Last year, on a Tuesday, Omega introduced the Speedmaster “Ed White” powered by the caliber 321. Exactly one year later, Omega introduced its new Moonwatch Master Chronometer.

We’ve been asked by several readers and viewers (of our Moonwatch Master Chronometer video), to have a closer look at the new Moonwatch with sapphire crystal and the Speedmaster “Ed White”. The price tag of the limited production Speedmaster “Ed White” is nearly twice that of the new Moonwatch Master Chronometer with sapphire crystal. How come? What are the differences? In this video, I try to explain what these differences are.

Moonwatch Master Chronometer vs. Ed White

Let me start by writing that there’s no winner. There is no right choice or wrong choice — no good or bad. The new Speedmaster Moonwatch Master Chronometer is a modern watch, that retains a lot of elements of the original 42mm Moonwatch models from the 1960s.

The Ed White was introduced last year, as the first steel watch to have the new caliber 321. With a hefty price tag (€14,000), it raised a lot of eyebrows. Nevertheless, the Speedmaster Ed white is incredibly popular and due to its limited production. Consequently, it has a long waitlist around the world. It was also the winner of our successful Speedmaster World Cup game last year, which included 32 special Speedmaster models.

Master Chronometer Moonwatch

3rd and 4th generation Speedmasters
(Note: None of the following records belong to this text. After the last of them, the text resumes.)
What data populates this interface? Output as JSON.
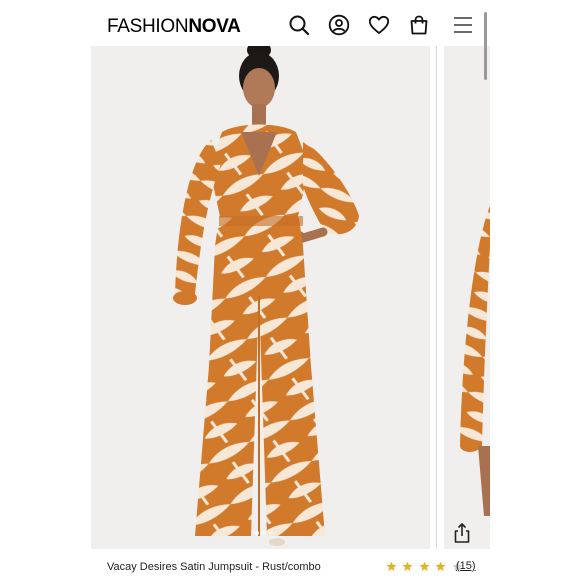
{
  "brand": {
    "part1": "FASHION",
    "part2": "NOVA"
  },
  "header_icons": [
    "search-icon",
    "account-icon",
    "heart-icon",
    "bag-icon",
    "menu-icon"
  ],
  "product": {
    "name": "Vacay Desires Satin Jumpsuit - Rust/combo",
    "rating": 4,
    "rating_max": 5,
    "reviews": "(15)"
  },
  "gallery": {
    "image_count": 3,
    "active_index": 0
  },
  "colors": {
    "rust": "#d27a2c",
    "cream": "#f6e7d6",
    "star": "#e2b626"
  }
}
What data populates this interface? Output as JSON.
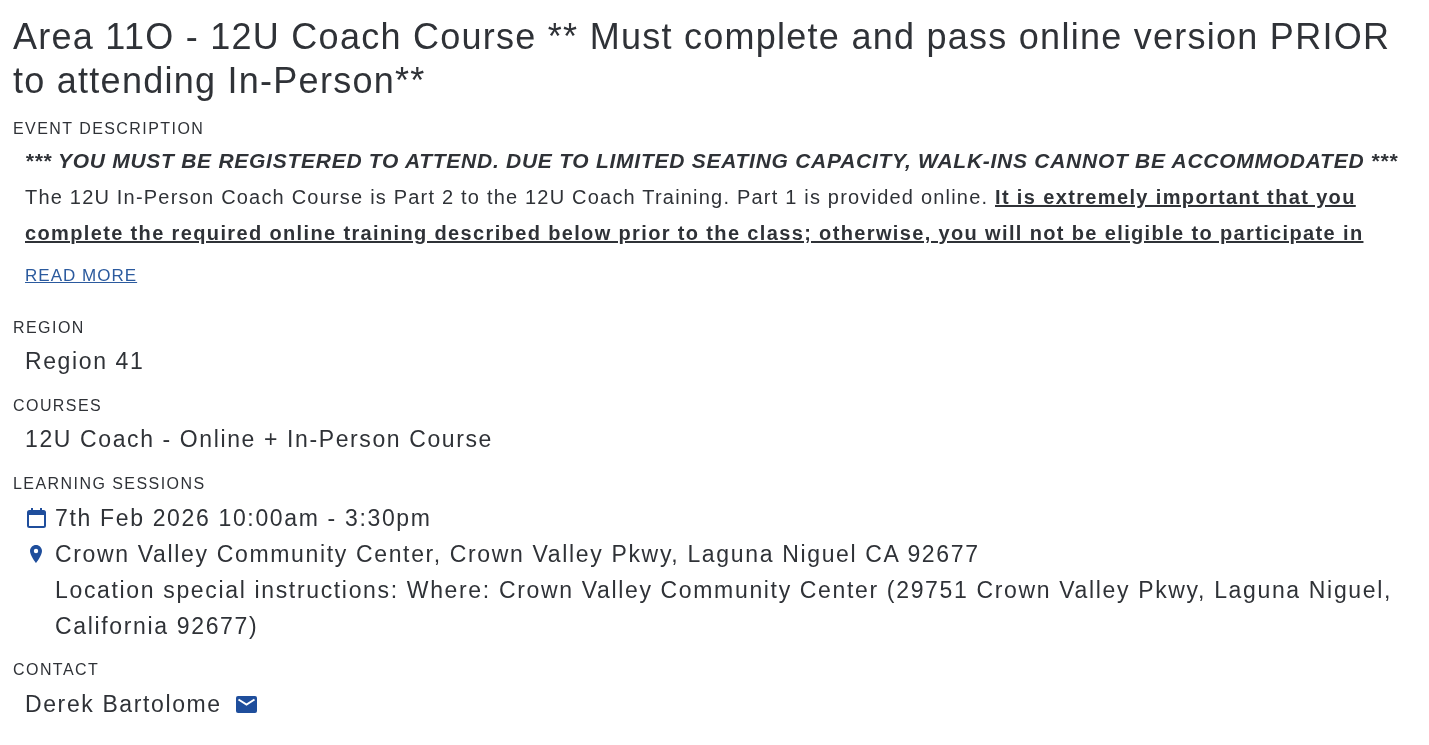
{
  "title": "Area 11O - 12U Coach Course ** Must complete and pass online version PRIOR to attending In-Person**",
  "sections": [
    {
      "kind": "description",
      "label": "EVENT DESCRIPTION",
      "notice": "*** YOU MUST BE REGISTERED TO ATTEND. DUE TO LIMITED SEATING CAPACITY, WALK-INS CANNOT BE ACCOMMODATED ***",
      "body": "The 12U In-Person Coach Course is Part 2 to the 12U Coach Training. Part 1 is provided online. **It is extremely important that you complete the required online training described below prior to the class; otherwise, you will not be eligible to participate in**",
      "link": "READ MORE"
    },
    {
      "kind": "text",
      "label": "REGION",
      "value": "Region 41"
    },
    {
      "kind": "text",
      "label": "COURSES",
      "value": "12U Coach - Online + In-Person Course"
    },
    {
      "kind": "sessions",
      "label": "LEARNING SESSIONS",
      "sessions": [
        {
          "date": "7th Feb 2026 10:00am - 3:30pm",
          "location": "Crown Valley Community Center, Crown Valley Pkwy, Laguna Niguel CA 92677",
          "instructions": "Location special instructions: Where: Crown Valley Community Center (29751 Crown Valley Pkwy, Laguna Niguel, California 92677)"
        }
      ]
    },
    {
      "kind": "contact",
      "label": "CONTACT",
      "name": "Derek Bartolome"
    }
  ]
}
While the 39.7mm Speedmaster Ed White reference 311. is based on the 3rd generation of Speedmasters (105.003), the new Speedmaster Professional Moonwatch Master Chronometer is influenced by the following generation, the 105.012. That’s the watch that Buzz Aldrin had on his wrist when he set foot on the Moon. In this video, we compare it to the sapphire edition of the new Moonwatch Master Chronometer, reference 310. Besides the sapphire crystal on the front, this version also has a sapphire case back, an applied logo, and a slightly different bracelet from the Hesalite version. All of that can be read in this article.

It was only a matter of time before the question would pop up: Why is the Ed White twice as expensive as the new Moonwatch with sapphire? And is the caliber 3861 (or 321) a better movement?

Master Chronometer Moonwatch

Caliber 3861

The difference in price is not an easy explanation. The production process of the Speedmaster Ed White is very different from the industrialized production of the Moonwatch Master Chronometer. There’s more traditional watchmaking involved with the Ed White, whereas the Moonwatch Master Chronometer is a modern watch with a number of recent innovations on board. I’ve witnessed the production process of both models in the Omega manufacture in Biel. But in the end, these are two very similar-looking watches leaving the same building.

Master Chronometer Moonwatch

Caliber 3861 is a Master Chronometer movement, that has been subject to shock tests (5000g), accuracy tests after being exposed to magnetic fields (tested to withstand fields of at least 15,000 gauss), accuracy test with different remaining power reserves, accuracy test at different temperatures, and positions.

Crucially, this takes place after the movement has been cased-up. When a watch passed all tests, it gets the Master Chronometer certification by METAS. The accuracy of the Speedmaster Moonwatch Master Chronometer at a +5/-0 daily rate. Those parameters mean no slow running watches.

Master Chronometer Moonwatch

Caliber 321

In the more expensive Omega Speedmaster “Ed White” we’ll find the new caliber 321. We discussed it in detail in the past (here, for example). The movement is basically a perfect re-production of the second generation of caliber 321 movements. Instead of the old copper coating, it now has a Sedna plated finish. It ticks at 18,000vph and has an accuracy of +11/-1 seconds per day on average. It does not have a Co-Axial escapement, nor a Master Chronometer certification. There are no anti-magnetic alloys, no silicon, no modern nonsense whatsoever — it is purely old school.

There is, however, a beautiful column-wheel control component for the chronograph complication. This is a nod to the past when Omega used these movements in its Speedmasters from 1957 till 1968. You have to appreciate it because if you don’t, there is no point in spending €14,000 on this watch when there’s a Moonwatch Master Chronometer that will cost you €7,100 (or less when you go for the Hesalite model). This watch is for those who appreciate the column-wheel chronograph movement, its assembly by hand, and the one watchmaker per watch approach.

Enjoy the video, and let us know in the comments which watch you would pick!